Records:
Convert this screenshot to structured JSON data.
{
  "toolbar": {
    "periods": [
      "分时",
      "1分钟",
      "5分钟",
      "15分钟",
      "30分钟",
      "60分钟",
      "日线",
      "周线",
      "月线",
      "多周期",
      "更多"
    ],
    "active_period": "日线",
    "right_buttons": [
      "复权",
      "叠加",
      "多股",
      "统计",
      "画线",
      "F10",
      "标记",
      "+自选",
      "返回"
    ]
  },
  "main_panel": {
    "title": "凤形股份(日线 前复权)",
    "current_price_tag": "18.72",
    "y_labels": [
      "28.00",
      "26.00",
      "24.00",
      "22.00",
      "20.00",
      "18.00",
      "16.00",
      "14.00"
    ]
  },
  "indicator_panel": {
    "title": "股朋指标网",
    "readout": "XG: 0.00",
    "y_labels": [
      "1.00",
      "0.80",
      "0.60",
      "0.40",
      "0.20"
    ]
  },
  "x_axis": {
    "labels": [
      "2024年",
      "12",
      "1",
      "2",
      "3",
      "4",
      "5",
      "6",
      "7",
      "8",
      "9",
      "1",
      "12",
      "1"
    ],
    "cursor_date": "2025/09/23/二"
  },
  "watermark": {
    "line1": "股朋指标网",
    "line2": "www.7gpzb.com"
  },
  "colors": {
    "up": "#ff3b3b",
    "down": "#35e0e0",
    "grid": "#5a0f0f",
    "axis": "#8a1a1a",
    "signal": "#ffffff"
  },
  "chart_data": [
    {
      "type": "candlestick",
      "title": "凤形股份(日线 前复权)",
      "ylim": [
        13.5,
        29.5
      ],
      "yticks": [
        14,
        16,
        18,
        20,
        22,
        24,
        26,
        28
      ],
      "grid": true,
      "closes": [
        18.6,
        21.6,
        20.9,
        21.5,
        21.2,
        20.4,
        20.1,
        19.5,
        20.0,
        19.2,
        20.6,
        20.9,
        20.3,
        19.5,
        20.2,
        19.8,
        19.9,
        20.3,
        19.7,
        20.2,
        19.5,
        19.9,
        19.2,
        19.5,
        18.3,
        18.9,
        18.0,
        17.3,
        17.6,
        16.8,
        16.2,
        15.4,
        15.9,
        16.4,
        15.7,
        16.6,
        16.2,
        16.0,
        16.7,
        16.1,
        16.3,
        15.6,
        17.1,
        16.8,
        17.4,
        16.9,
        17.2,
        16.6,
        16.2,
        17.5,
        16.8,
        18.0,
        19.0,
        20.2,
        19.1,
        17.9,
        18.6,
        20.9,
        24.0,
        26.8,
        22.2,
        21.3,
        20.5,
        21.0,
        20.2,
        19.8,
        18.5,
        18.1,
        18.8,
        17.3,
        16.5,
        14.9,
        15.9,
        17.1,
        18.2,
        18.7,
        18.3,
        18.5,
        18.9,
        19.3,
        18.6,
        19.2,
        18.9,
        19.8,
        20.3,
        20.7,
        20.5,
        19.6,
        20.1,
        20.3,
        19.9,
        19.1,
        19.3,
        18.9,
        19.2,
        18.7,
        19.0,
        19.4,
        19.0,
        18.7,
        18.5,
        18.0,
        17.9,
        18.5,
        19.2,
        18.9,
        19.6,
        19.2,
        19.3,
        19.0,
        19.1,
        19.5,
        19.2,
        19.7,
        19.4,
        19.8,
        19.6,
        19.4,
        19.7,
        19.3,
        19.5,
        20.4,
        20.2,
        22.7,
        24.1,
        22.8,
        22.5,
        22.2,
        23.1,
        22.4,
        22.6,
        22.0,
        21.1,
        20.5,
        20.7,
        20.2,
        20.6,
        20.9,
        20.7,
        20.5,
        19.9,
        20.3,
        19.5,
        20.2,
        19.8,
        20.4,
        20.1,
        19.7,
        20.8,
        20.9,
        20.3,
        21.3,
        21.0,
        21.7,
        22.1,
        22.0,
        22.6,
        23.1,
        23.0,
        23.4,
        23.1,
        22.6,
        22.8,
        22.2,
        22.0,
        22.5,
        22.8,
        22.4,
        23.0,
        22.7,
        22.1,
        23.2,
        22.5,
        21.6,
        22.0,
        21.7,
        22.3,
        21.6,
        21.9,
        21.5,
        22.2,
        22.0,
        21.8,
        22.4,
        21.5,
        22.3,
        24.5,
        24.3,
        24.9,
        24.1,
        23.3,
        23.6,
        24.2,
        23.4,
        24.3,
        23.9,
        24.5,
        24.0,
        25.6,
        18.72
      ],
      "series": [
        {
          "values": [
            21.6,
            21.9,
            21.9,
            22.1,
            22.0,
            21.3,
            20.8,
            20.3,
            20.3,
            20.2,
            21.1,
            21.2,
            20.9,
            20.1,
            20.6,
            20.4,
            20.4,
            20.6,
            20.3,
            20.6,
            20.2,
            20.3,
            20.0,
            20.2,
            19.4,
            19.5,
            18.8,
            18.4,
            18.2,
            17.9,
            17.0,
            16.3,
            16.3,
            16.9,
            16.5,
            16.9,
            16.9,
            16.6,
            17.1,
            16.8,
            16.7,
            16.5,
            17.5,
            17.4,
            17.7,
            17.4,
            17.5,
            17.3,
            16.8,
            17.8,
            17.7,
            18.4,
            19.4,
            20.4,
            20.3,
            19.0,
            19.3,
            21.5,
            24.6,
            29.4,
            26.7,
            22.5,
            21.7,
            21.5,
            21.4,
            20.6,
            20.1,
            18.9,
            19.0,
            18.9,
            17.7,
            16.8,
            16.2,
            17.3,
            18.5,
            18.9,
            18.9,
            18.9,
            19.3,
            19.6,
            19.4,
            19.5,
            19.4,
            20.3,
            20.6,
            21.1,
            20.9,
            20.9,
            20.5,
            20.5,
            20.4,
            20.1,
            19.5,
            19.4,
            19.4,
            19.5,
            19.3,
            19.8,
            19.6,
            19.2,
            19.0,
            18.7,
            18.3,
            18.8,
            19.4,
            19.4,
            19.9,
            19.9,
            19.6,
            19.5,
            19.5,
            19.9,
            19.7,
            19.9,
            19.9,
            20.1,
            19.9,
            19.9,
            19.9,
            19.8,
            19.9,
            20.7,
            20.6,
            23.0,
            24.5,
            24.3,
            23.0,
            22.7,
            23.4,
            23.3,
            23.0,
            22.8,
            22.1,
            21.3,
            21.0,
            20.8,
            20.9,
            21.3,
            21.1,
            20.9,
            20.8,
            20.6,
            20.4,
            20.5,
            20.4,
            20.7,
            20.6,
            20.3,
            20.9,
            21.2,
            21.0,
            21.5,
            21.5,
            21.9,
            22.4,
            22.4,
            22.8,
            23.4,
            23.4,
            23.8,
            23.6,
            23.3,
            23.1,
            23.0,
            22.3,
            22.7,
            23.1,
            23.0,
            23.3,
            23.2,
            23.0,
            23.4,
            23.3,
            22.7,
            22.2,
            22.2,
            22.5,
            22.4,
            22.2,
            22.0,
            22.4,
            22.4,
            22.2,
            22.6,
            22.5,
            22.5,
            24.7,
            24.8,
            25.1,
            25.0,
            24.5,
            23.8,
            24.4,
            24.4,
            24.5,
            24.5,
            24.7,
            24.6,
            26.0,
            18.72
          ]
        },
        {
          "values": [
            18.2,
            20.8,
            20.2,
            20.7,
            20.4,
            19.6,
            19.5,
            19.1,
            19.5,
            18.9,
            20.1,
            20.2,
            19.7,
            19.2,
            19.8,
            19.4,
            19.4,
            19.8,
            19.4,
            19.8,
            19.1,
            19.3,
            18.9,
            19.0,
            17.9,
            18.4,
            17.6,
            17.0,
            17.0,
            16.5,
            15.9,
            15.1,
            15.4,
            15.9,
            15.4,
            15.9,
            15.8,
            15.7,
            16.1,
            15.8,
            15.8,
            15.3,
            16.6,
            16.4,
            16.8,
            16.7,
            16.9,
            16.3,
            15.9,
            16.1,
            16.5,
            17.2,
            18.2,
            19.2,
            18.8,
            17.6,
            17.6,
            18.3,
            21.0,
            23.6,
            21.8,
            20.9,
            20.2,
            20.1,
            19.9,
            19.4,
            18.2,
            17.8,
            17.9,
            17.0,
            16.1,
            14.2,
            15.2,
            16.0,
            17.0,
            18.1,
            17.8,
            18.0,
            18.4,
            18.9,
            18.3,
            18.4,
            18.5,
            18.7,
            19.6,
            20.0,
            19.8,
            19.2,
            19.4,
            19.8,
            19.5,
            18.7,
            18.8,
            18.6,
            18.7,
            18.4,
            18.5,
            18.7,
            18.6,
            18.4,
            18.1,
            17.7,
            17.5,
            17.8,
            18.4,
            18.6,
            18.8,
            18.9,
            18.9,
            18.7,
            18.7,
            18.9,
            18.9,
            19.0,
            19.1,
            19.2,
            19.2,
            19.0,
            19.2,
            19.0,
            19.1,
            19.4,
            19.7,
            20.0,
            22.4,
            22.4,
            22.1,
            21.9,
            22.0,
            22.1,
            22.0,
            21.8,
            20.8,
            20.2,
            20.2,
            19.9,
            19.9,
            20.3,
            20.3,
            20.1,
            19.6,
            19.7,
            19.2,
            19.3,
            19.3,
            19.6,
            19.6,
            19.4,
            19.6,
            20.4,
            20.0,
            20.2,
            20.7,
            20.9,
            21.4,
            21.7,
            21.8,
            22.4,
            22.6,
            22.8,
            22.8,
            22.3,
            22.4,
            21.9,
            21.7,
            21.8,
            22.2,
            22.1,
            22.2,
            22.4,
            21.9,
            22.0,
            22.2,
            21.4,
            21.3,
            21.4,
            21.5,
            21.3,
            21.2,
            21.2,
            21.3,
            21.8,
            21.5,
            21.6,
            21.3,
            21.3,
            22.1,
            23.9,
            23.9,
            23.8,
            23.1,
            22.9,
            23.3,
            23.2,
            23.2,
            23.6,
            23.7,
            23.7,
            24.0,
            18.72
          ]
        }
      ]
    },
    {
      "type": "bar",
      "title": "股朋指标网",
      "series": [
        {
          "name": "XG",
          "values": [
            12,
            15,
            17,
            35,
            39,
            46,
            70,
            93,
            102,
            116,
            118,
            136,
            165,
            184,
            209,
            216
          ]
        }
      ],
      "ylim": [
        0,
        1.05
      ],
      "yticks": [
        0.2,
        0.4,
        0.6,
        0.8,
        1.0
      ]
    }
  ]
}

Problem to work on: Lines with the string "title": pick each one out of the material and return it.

Written solution:
    "title": "凤形股份(日线 前复权)",
    "title": "股朋指标网",
      "title": "凤形股份(日线 前复权)",
      "title": "股朋指标网",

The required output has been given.